He has a thesis that ayahuasca allows shamans to communicate with nature via DNA. He proposes that DNA crystals in cells can receive information from biophotonic emissions and that all life is interacting in this way.

I could have entertained his ideas if he presented them differently. He was very antagonistic to Western science, but still attempted to take advantage of it’s legitimacy This was a slightly crazy book by an anthropologist who has taken too many hallucinogenic “ayahuasca journeys”. He was very antagonistic to Western science, but still attempted to take advantage of it’s legitimacy to prop up his theories about nature.
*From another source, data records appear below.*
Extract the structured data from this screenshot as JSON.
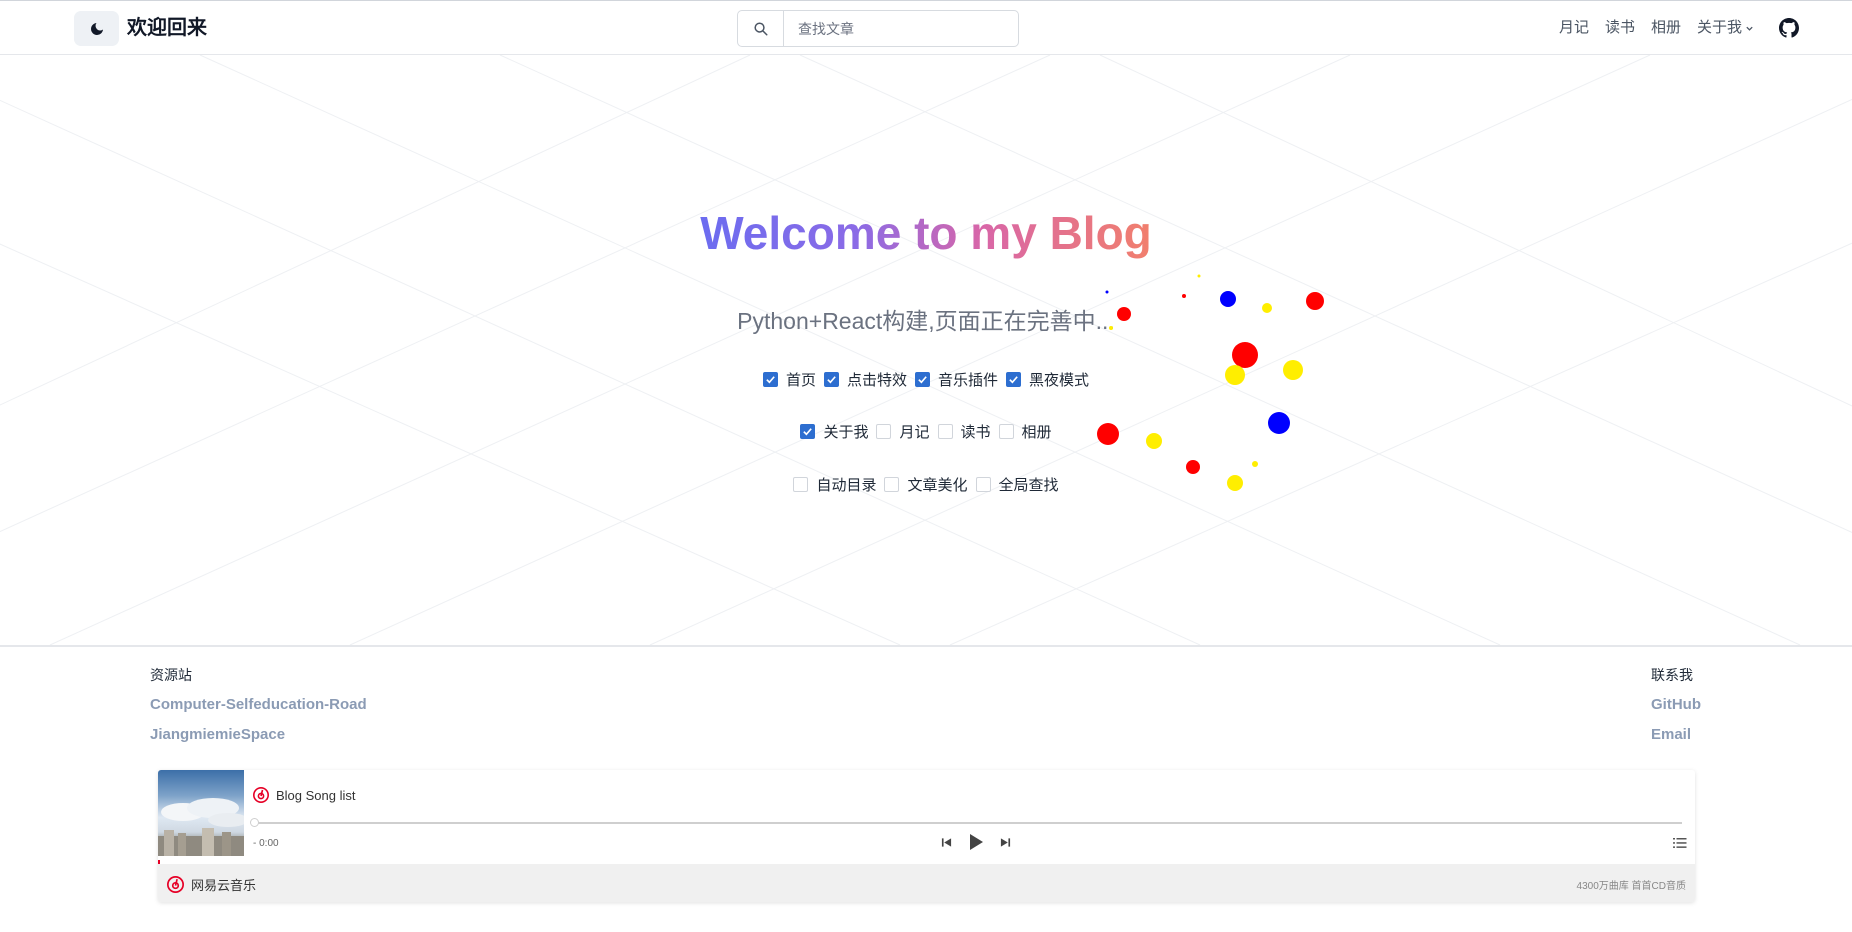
{
  "header": {
    "brand": "欢迎回来",
    "search_placeholder": "查找文章",
    "nav": [
      "月记",
      "读书",
      "相册"
    ],
    "nav_dropdown": "关于我"
  },
  "hero": {
    "title": "Welcome to my Blog",
    "subtitle": "Python+React构建,页面正在完善中..."
  },
  "options": {
    "row1": [
      {
        "label": "首页",
        "checked": true
      },
      {
        "label": "点击特效",
        "checked": true
      },
      {
        "label": "音乐插件",
        "checked": true
      },
      {
        "label": "黑夜模式",
        "checked": true
      }
    ],
    "row2": [
      {
        "label": "关于我",
        "checked": true
      },
      {
        "label": "月记",
        "checked": false
      },
      {
        "label": "读书",
        "checked": false
      },
      {
        "label": "相册",
        "checked": false
      }
    ],
    "row3": [
      {
        "label": "自动目录",
        "checked": false
      },
      {
        "label": "文章美化",
        "checked": false
      },
      {
        "label": "全局查找",
        "checked": false
      }
    ]
  },
  "footer": {
    "left": {
      "heading": "资源站",
      "links": [
        "Computer-Selfeducation-Road",
        "JiangmiemieSpace"
      ]
    },
    "right": {
      "heading": "联系我",
      "links": [
        "GitHub",
        "Email"
      ]
    }
  },
  "player": {
    "title": "Blog Song list",
    "time": "- 0:00",
    "brand": "网易云音乐",
    "tagline": "4300万曲库 首首CD音质",
    "progress": 0
  },
  "colors": {
    "accent": "#2d6ed0",
    "brand_red": "#e60026",
    "title_gradient": [
      "#6b6cf0",
      "#d866a8",
      "#f2806b"
    ]
  }
}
I was very annoyed by this book.

serpnt View all 12 comments. Jan 19, Emily rated it liked it. This is the story of an excellent thought experiment, and for this reason I have learned much. However, as a geneticist researcher myself, I have to say that Narby is an excellent anthropologist but a dirt poor biologist.

His hypothesis is falsifiable and is therefore “scientific” but it is a poor hypothesis rooted in metaphor. I realize this was published two decades ago and the study of biology doesn’t stand still, so evidence used by Narby e. In addition, the falsifiability of evolution has been satisfactorily addressed by numerous scientists and philosophers and it is indeed a “theory” in the classic sense. My disappointment isn’t that his hypothesis is so unexpected which can be great!

Biophotons from DNA ser;ent somehow communicate agricultural information to people while they’re under the influence of hallucinogens?? This is pseudoscience and provides no clsmic to support that this is how biophotons work. As an aside, biophotons appear to be released from the lipid membrane, which is the main area of cell-cell communication via visible light– not DNA.

I think zaney unexpected ideas in science are fascinating and can lead to unexpected breakthroughs and major paradigm shifts. In such instances, the burden of proof will always be on the hypothesizer. And, as somebody coming from within the field, I felt like his arguments were extremely weak and reflective of his poor knowledge of biology, which he himself admits to jeermy in the book.

In fact, he’s guilty of the same “cowboy science” he criticizes. Anyways, still worth a read though. It’s always a valuable reminder to pause, take a step back, and refocus. Aug 15, Laura rated it it was amazing.

This was a winner. Exactly the right balance between scholarship and accessibility. Almost half the book is made up of end notes and xerpent, and Dr. Narby is brave, cautious, and eloquent stating harby thesis: Since he’s a vetted scientist, this is no easy claim to make. Cozmic does he rely except but for a fraction of the book on his own experience with Ayahuasca, which is very limited, and one of the few things that I would have like This was a winner.